In X: or, Betty Shabazz v. the Nation, witnesses give testimonies that bleed into flashbacks, and the play, blurring the real and the half-remembered and giving voice to subjective truths, pieces together its version of the events leading up to the day of Malcolm X's assassination at Washington Heights's Audubon Ballroom. His wife, Betty Shabazz, prosecutes Malcolm X's former ally Louis X (inspired by now-Nation of Islam leader Louis Farrakhan), whom she adamantly felt was involved in the assassination plot against her husband. Louis X resists her interpretation, calling upon his own witnesses and casting suspicion upon the FBI and NYPD, for whom Malcolm X's bodyguard Eugene Roberts was an informant. Gardley's play, in its courtroom limbo setting, examines the growing adversity between Malcolm X and the Nation of Islam, the constricting weight of white supremacist society, and the potential of the behemoth institutions that uphold it to distort any story.

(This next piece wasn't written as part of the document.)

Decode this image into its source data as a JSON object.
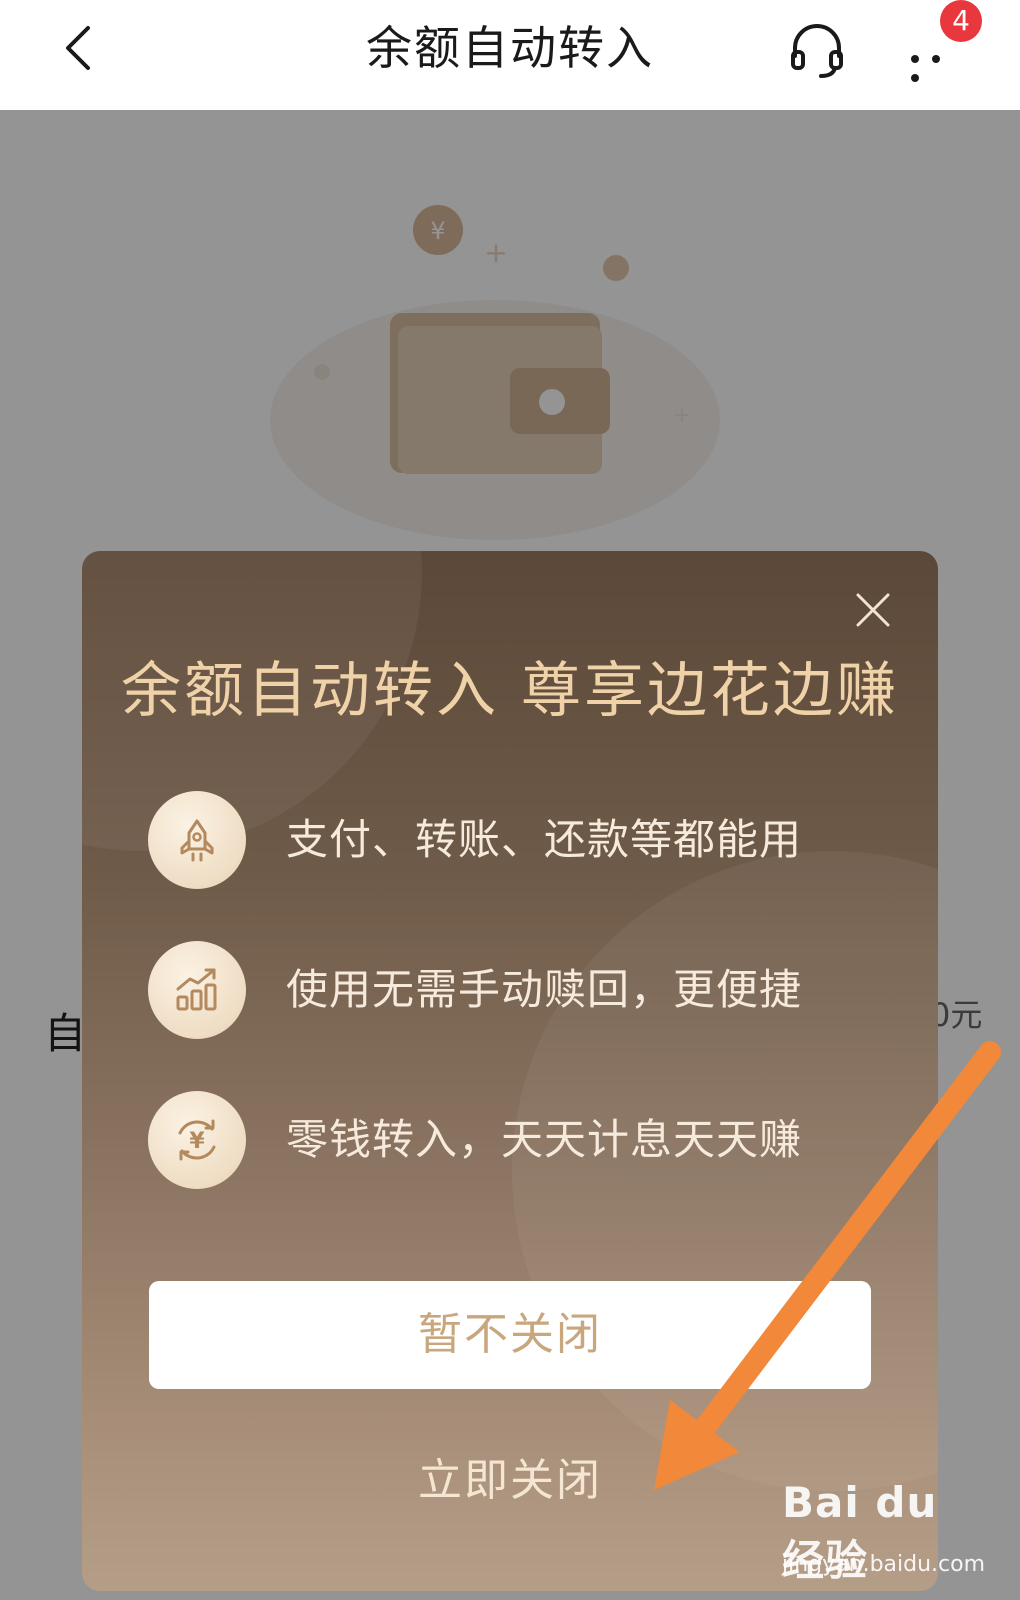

The play hinges on the recollections of the widowed Shabazz in the traumatic aftermath of the assassination. (Left to raise six children alone, she eventually went on to earn a doctorate degree in higher education administration and become Director of Institutional Advancement and Public Affairs at Brooklyn's Medgar Evers College.) With Shabazz's memories weaving the story together, X: or, Betty Shabazz v. the Nation centralizes the experience and voice of a figure who had to fight from within the margins of the margins. As one secretary character in the play puts it, "We're women, secretaries, Negroes, and we're Muslim. If there is a low on the totem pole, put us there, or better yet, put us under the pole. No one can see us anyway. We're whispers." In Gardley's play, such "whispers" become booming presences as Shabazz vehemently seeks justice.